Using the records below, give the number of lines where the string "this" shows up. Add nothing to it.
(Data listing Opens)
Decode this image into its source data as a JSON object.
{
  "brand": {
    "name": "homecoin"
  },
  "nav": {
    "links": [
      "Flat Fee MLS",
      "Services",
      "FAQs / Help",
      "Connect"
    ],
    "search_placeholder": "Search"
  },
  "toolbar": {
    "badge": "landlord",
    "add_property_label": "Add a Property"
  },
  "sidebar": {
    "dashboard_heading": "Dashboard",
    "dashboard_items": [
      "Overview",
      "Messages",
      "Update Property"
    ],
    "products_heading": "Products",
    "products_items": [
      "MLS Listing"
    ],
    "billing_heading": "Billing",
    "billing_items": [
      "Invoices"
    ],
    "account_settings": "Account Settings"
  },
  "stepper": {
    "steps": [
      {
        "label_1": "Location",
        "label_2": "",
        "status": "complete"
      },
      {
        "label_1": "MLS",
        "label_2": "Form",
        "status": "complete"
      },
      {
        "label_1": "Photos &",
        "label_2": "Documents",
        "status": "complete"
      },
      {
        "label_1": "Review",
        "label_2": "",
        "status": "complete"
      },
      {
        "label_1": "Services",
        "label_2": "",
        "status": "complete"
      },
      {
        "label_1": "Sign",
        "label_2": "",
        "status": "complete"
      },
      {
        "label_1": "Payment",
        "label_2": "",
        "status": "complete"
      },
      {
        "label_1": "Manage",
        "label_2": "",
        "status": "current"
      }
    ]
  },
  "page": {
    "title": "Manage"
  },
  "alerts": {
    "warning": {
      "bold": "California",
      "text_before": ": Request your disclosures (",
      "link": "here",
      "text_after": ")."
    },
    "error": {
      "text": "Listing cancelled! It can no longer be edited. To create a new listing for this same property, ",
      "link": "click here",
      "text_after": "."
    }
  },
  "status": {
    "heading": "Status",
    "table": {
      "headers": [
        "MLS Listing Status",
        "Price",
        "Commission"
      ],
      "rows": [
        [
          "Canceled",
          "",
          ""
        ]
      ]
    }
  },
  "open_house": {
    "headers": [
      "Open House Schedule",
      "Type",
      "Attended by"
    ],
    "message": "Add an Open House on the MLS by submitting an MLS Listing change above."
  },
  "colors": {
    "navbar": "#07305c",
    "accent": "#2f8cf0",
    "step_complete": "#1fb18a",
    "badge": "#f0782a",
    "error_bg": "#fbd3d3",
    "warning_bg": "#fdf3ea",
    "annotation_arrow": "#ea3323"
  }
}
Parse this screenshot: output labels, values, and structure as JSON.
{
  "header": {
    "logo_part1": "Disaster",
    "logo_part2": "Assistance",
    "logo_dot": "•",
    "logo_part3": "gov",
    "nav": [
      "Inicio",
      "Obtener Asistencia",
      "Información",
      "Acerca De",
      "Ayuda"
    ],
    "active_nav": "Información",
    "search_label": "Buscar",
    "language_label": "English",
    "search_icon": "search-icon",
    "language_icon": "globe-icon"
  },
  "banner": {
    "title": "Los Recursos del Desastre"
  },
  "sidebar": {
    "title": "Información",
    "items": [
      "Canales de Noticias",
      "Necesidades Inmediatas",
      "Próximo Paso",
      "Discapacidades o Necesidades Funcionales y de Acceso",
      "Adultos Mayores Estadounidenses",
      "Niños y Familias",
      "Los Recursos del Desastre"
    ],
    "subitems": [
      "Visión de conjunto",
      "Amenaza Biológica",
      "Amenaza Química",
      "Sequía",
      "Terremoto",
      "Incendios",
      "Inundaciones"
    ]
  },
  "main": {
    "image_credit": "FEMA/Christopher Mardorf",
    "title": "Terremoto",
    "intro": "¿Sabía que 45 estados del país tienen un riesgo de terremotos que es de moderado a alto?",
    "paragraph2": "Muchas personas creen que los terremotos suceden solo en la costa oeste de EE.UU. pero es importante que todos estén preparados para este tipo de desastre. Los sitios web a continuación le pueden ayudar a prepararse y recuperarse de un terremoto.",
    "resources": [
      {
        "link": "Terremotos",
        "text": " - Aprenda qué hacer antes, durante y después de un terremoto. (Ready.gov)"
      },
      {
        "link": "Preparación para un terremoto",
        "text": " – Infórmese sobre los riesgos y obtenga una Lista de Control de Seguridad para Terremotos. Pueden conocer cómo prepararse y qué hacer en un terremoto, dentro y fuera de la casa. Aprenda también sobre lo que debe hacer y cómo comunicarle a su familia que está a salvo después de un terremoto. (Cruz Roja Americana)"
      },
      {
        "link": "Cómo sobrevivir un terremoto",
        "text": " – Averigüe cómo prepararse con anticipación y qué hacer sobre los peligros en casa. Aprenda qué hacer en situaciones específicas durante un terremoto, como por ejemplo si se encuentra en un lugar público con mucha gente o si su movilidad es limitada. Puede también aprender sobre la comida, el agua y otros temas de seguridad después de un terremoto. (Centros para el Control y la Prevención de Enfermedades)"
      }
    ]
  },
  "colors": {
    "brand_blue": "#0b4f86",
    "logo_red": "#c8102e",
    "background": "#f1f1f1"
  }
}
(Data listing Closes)
Result of the task:
3